Seattle Homeless Stats

Seattle’s Homeless: Lest We Forget

Member Career, Discrimination, Freedom of Religion, Local Politics, Seattle, The Monastery

High levels of homelessness has been an historical problem for Seattle. In 2017, the homeless population of Seattle rose 44% in two years. These figures are reminiscent of a dark time for Seattle’s, where the homeless problem peaked in the 1970s and 1980s. A shift toward such high numbers are a fundamental interest to society, and a contemporary concern. In the past, Seattle has been criticized for not tackling its homeless population effectively. However,  George Freeman, the man behind the Monastery—an institution that aided the homeless and disenfranchised youths—took in at-risk individuals who needed assistance and shelter the most. This article reviews Freeman’s selfless revolution in the latter stages of the 20th century.

The 1970s was a problematic period for the homeless population of Seattle. There were disproportionately large numbers of shunned homosexual and transgender youths and adults living on the streets. There was a distinct lack of governmental accountability in regard to this problem. Action was required, and quickly, to help combat this epidemic. George Freeman was demonized during this time for running an establishment that did not reject Seattle’s outcasts. Yet, the historical record suggest a heroic effort for these often-neglected, underdogs of Seattle. Freeman pointed out at the time that, given the social climate of Seattle at the time, the Monastery was “The most integrated institution ever to exist in this city”.

“How long will it take to end the demonization of George Freeman, The Monastery, and really discuss and explore his vision to enhance this city?”

Despite the backlash and criticism Freeman faced, monumental evidence exists from those who utilized the Monastery that contradicts the mainstream media and law enforcement. In an open letter, then CEO of NOMAD Records sent a glowing letter to The Stranger in 1997. It praised Freeman saying, “At a time when it seemed all doors had shut on me, George Freeman’s Monastery Church embraced me and offered me shelter.” It further went on to recognize his efforts in the face of opposition, “During eight years of relentless attacks, Freeman still managed to bring cohesion to wanting elements of society who needed a place to flourish”, and recounts the institution as an inclusive environment for all, no matter if they were refugees. No matter their sexual orientation, race, gender or culture, “I think The Monastery provided a safe haven for every curious individual who entered.” The author of the letter questioned, “How long will it take to end the demonization of George Freeman, The Monastery, and really discuss and explore his vision to enhance this city?”

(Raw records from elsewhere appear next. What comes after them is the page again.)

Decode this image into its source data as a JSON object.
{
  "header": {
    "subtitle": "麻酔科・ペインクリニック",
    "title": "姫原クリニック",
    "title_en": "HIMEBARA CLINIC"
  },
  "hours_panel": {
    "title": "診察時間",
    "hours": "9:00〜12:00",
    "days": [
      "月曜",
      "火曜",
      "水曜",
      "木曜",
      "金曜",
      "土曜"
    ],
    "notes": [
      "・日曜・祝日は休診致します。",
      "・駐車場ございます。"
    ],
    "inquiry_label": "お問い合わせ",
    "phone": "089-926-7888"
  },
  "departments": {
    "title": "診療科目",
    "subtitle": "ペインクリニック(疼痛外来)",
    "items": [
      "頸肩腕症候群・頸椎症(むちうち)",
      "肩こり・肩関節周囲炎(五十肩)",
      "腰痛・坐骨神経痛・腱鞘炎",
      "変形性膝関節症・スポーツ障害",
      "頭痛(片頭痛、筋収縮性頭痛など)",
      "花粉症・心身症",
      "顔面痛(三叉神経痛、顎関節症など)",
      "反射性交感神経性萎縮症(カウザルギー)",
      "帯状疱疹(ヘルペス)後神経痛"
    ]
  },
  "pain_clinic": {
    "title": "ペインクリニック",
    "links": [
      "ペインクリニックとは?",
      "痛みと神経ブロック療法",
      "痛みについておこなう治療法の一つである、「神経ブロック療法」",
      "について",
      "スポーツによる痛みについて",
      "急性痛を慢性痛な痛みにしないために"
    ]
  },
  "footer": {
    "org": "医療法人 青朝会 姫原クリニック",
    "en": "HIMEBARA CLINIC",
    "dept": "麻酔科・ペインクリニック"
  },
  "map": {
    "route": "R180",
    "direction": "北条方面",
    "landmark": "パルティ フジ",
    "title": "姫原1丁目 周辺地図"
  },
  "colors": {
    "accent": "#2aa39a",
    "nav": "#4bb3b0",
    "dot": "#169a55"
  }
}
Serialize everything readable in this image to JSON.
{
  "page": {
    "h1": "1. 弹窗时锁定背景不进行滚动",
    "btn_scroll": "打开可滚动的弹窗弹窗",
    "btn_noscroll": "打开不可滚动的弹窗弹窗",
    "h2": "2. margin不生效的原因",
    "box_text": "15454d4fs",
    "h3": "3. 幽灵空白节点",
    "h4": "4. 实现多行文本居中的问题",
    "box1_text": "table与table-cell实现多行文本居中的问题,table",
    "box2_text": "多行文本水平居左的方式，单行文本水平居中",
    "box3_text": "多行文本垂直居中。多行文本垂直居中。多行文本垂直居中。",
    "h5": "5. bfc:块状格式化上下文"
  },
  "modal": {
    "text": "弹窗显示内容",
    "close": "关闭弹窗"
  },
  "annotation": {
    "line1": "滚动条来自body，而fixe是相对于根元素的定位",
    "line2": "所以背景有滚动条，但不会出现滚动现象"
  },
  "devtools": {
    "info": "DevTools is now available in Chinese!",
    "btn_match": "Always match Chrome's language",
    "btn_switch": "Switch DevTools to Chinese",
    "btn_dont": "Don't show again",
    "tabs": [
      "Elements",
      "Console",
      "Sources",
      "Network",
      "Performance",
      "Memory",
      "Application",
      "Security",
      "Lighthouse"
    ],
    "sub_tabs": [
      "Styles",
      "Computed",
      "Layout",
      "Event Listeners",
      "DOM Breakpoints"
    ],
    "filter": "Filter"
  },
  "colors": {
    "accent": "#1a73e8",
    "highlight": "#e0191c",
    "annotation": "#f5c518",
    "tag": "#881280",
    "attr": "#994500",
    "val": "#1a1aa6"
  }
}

 “At a time when it seemed all doors had shut on me, George Freeman’s Monastery Church embraced me and offered me shelter.”

According to the Center of American Progress, there’s a worrying trend in Seattle with the over-representation of homeless gay and transgender youths “due to family conflict and overt discrimination when seeking alternative housing… widespread discrimination in federally funded institutions is actively contributing to the catastrophic rates of homelessness among gay and transgender youth.” These studies highlight the importance of The Monastery in challenging a society where homelessness is raising, and a disproportionate amount of this homelessness come from one minority group. The study further went on to conclude that the homeless youth (aged 13-23) who identified as gay or transgender made up as much as 39% of Seattle’s homeless population. This is a cause for concern, and highlights that Freeman’s Monastery—an institution that promoted freedom and inclusivity—should be considered as a framework for greater societal cohesion in Seattle.